[[ Provided information, beginning ]]

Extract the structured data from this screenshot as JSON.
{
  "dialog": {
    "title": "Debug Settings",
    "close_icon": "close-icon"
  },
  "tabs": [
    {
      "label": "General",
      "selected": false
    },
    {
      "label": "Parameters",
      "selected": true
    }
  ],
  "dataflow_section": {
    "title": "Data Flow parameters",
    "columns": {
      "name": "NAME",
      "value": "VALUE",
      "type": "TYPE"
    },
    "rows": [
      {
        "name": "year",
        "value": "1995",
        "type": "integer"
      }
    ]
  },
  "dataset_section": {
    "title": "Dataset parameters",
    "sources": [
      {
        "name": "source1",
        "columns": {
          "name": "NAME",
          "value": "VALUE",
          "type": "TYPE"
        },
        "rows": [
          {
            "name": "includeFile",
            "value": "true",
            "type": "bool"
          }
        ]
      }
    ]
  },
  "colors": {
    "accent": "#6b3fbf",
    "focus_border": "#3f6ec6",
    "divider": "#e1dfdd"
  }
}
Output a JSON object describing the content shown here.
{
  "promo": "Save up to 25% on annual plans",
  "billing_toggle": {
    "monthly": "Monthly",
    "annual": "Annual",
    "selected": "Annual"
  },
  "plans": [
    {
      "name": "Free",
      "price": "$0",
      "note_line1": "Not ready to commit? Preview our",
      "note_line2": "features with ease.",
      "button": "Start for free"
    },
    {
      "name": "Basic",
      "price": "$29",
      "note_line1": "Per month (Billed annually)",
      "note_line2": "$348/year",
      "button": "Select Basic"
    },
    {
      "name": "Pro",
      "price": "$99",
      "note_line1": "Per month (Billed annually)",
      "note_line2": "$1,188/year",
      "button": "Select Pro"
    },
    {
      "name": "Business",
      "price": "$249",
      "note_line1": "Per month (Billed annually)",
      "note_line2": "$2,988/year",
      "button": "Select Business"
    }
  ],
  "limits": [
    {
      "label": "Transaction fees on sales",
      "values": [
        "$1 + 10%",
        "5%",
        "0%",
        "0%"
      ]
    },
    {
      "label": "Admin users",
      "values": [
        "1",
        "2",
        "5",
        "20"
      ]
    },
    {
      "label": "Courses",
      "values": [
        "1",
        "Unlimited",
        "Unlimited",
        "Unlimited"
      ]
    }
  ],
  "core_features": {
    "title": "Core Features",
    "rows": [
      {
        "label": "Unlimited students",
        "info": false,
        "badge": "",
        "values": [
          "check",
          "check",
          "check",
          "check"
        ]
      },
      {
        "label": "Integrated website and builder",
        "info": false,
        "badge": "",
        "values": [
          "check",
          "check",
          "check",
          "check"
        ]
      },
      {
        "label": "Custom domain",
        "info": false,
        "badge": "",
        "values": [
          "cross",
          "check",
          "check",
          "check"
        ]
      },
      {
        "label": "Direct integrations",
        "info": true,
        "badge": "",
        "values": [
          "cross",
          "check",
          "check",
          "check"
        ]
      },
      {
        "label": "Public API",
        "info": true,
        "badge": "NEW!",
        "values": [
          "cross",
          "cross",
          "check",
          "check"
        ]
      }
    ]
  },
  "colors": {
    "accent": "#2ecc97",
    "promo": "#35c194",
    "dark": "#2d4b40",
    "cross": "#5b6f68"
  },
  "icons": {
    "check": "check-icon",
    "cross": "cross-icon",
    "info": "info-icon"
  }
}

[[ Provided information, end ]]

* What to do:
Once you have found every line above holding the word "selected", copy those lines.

* Exercise response:
      "selected": false
      "selected": true
    "selected": "Annual"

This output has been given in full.